How to Title a Research Paper
The title is the beginning and end of your research paper. It’s the first line that your readers will encounter and the last line that you should write. You can think of your title as a handle for your paper: a short, clear, searchable summary of your scholarly intervention. This micro-summary should be designed to show up on as many Google Scholar and JSTOR searches as possible, to maximize your paper’s chance of being cited. On the other hand, your title should sound professional and polished to all the readers of your paper, according to the norms of your field. STEM and social science titles look different from humanities titles, and this blog will begin by describing their stylistic differences. Then, I will offer some simple steps to title your research paper in clear, searchable language at the end of your drafting process.
If you’re writing a research paper in the humanities, you’ve probably noticed that most of your secondary sources have titles that follow a common pattern. Almost all of the titles in English and History that I’ve seen published in the 21st century are composed of a short, quippy phrase + a colon + a longer phrase summarizing the paper’s context. Here are a few of my favorites:

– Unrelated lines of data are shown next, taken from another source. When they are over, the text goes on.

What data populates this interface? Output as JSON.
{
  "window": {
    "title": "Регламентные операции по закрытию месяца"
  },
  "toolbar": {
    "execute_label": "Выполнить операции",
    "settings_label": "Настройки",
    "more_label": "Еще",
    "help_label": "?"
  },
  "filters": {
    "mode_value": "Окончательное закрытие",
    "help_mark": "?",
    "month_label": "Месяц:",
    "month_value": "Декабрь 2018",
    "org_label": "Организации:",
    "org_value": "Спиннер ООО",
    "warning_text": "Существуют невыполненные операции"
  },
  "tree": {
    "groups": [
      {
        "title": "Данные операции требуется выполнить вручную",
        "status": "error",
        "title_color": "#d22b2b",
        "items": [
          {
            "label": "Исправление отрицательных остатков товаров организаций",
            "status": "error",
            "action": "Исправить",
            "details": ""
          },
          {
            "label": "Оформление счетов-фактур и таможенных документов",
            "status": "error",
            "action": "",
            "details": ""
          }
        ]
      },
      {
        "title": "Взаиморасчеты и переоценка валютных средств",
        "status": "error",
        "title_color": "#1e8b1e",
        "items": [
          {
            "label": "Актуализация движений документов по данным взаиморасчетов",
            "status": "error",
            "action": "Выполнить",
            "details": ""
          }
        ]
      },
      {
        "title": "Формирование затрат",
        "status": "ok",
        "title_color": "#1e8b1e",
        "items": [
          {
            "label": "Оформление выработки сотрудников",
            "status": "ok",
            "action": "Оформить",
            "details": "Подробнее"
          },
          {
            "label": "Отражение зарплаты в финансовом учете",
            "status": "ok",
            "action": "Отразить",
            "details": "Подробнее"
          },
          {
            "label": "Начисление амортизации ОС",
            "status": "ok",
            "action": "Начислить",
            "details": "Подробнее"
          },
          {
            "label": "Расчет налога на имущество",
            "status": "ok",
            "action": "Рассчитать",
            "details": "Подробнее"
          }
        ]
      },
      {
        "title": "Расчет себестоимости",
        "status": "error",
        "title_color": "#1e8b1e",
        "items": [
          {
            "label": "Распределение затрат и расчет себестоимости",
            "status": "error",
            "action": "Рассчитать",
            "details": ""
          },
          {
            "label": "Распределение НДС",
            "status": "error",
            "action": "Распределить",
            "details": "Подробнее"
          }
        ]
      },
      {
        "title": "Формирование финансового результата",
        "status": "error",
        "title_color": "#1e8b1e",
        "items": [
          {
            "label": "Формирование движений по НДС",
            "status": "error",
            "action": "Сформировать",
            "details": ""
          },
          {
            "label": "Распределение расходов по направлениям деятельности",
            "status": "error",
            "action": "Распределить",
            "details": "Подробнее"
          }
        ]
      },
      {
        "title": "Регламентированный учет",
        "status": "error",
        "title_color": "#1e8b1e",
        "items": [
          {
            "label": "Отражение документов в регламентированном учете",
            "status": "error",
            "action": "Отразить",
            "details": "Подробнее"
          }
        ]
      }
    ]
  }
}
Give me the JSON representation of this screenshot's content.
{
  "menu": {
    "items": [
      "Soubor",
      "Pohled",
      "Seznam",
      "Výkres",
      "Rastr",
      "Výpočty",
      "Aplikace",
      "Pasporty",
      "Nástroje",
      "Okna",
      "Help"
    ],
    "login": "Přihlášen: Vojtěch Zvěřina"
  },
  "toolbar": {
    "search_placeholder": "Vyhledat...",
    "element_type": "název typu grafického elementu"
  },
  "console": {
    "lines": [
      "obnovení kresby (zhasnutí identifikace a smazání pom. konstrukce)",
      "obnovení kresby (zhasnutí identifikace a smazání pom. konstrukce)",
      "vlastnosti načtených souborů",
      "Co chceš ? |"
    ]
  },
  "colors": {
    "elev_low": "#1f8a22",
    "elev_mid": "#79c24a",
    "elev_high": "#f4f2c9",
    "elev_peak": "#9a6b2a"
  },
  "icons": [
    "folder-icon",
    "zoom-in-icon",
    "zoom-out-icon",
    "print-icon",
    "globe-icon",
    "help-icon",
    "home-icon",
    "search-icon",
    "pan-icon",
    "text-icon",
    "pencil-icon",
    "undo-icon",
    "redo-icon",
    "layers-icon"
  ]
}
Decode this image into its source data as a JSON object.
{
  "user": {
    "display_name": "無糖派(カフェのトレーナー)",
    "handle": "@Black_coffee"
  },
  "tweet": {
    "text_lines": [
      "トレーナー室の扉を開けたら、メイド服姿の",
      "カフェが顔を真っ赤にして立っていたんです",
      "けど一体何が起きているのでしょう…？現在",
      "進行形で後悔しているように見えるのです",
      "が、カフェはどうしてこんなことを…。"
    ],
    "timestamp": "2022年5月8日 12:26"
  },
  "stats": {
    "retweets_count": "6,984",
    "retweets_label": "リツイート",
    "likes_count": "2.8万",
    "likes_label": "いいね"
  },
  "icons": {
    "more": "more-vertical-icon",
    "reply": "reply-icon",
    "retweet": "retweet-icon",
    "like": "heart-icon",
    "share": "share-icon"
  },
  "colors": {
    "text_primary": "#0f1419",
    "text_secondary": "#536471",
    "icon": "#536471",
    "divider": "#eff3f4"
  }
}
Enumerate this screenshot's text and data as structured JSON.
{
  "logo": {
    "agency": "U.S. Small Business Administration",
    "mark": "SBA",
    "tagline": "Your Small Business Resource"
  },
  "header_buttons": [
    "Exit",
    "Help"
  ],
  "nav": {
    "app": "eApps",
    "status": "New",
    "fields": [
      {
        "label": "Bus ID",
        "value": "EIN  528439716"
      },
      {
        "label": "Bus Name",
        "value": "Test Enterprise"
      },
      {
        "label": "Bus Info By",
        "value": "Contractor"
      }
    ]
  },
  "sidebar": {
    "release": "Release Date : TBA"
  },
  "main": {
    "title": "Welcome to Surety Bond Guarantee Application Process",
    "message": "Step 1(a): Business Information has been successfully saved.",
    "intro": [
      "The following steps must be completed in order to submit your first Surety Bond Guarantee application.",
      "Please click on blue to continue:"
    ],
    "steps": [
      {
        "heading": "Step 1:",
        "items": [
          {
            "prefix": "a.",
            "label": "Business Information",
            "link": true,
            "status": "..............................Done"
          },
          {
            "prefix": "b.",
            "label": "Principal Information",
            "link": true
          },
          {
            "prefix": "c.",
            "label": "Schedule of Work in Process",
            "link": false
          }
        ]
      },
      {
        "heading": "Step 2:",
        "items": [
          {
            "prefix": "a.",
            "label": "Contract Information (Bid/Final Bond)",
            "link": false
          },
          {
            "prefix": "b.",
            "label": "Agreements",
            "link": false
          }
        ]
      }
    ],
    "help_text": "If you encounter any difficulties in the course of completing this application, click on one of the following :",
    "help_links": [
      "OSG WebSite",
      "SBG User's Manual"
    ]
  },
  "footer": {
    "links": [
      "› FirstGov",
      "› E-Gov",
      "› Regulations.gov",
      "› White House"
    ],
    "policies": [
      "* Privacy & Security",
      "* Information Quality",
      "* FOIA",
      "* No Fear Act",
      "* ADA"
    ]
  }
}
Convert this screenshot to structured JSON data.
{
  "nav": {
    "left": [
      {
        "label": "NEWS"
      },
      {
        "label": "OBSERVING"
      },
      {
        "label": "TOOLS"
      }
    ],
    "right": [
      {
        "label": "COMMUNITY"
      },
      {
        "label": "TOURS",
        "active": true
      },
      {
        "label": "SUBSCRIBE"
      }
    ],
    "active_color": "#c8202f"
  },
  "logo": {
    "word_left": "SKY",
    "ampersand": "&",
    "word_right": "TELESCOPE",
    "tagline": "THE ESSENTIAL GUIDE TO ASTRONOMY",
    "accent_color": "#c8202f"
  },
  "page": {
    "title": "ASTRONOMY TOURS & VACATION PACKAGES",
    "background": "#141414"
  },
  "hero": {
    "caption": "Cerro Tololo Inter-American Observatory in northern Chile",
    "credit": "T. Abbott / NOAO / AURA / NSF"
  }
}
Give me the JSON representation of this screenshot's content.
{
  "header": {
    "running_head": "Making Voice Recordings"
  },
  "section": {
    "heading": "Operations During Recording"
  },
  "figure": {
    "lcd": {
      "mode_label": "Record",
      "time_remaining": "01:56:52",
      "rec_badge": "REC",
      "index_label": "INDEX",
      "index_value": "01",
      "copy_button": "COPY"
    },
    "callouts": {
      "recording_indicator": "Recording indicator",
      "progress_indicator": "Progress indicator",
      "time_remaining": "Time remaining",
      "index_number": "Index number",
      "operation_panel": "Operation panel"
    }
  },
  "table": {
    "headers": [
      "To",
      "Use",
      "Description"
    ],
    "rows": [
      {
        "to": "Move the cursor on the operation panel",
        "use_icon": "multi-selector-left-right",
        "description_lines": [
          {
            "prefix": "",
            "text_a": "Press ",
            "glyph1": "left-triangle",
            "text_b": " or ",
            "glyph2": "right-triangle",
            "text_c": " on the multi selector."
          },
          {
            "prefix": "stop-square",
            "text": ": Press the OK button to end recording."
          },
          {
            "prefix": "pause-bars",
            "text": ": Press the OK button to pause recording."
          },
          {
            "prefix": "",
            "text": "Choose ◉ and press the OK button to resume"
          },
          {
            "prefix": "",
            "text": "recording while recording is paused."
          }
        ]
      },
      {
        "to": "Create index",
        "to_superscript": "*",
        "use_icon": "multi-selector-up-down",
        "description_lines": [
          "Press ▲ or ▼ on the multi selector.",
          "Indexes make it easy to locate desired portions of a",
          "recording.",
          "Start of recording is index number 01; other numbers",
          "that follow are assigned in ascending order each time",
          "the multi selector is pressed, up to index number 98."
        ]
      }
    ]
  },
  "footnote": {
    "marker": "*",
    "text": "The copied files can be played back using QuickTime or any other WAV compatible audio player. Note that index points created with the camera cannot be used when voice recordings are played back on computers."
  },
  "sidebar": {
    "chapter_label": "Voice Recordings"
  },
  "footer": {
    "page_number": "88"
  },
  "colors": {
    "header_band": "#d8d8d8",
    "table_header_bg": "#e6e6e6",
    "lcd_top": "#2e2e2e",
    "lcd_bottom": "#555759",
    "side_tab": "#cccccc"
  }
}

“‘Love to learn your book’: children's experiences of text in the eighteenth century” by Evelyn Azripe and Morag Styles (2004)
“Queens of the Garden: Victorian Women Gardeners and the Rise of the Gardening Advice Text” by Sarah Bilston (2008)
“The Juvenile Enlightenment: British Children and Youth During the French Revolution” by Kathryn Gleadle (2016)
These titles are strong for a couple reasons. Most importantly, they avoid confusing jargon, which often clogs up the longer explanation after the colon in titles following this style. Instead, they engage with freqently searched key words from adjacent subfields: British history, European history, feminist studies, reader reception, the history of science, children’s history. Kathryn Gleadle’s title, for example, uses the words “Enlightenment” and “French Revolution,” which may appeal to scholars outside her niche field, children’s history. By clearly engaging with the subfields of French history, Enlightenment history, and British history alongside with her main specialty, Gleadle is inviting a wider, more intellectually diverse community of scholars to consider her article—and it is an excellent paper, well worth a read.
While Gleadle’s title is loaded with searchable terms and stylish, according to the norms in history journals, many papers that follow the quip-colon-contex titles are too long and full of jargon. If you choose to write a paper according to the quip-colon-context model, do not use it as an excuse to include fluff words. Eliminate repetition, superfluous adjectives, and adverbs in your titles. If you want to practice editing a title to make it more concise, try rewriting “Queens of the Garden” to eliminate repetition. If you’re feeling creative, revise it without the colon.
STEM & Social Science Titles
While social science paper titles sometimes follow the humanities' quip-colon-context model, the authors of quantitative papers more often use long phrases full of jargon for their titles. These jargon-laden titles are essentially strings of search terms, attempting to attract advanced readers. However, sometimes these titles are so long and grammatically incorrect that they sound like nonsense, even to specialists.
If you wish to include jargon in your title, my best advice is to choose two or three obscure terms at most. Then, combine them with more accessible key words from your paper. Otherwise, you risk alienating early-career readers and scientists from different fields. As a final step, read your paper title aloud to a smart colleague in a different subfield. If they do not understand what your paper is about from your title alone, revise it to include simpler language and clearer grammar. You may also want to adapt the humanities’ quip-colon-context model to suit your needs. Try combining two jargon terms + a colon + a simple explanation of your paper’s topic in lower-level (yet frequently searched) key terms.
How to Draft a Title
How should you decide what key terms to include in your title? And when will you know if your title is clear and searchable? Just follow these steps:
To choose your key terms, print out a copy of your paper, and sit down with a highlighter. As you read your work, highlight any words that you frequently use to describe the phenomenon, processes, person, or period most important to your paper. In both humanities and quantitative papers, these terms should appear in your introduction (hypothesis or thesis) and your conclusion or discussion. Choose 4-5 of these terms and write them down in your notes.
Type these search terms into JSTOR or Google Scholar and see which generate the most results. Choose 2 or 3 to feature in your title.
Once you’ve selected your key terms, about the context of your paper. What broader fields does your work contribute to? Emulate Kathryn Gleadle’s exemplary title, which signals that her paper contributes four adjacent subfields: children’s history, British history, French history, and Enlightenment history. List the fields to which your paper contributes in your notes.
Use your searchable key terms and list of fields to write one sentence describing your paper’s main contribution. You might want to save this sentence and use it in your abstract.
Edit this sentence down, deleting filler words, until it is a phrase or quip+colon+context.
Read the phrase aloud to a couple intelligent friends in the fields that you listed. If they understand your phrase and agree that it would catch their attention, you have a title!
If you would prefer to read through your paper and identify its key terms or field with a subject specialist, reach out to CRI. A Research Mentor will be happy to discuss your research and help you come up with the perfect title.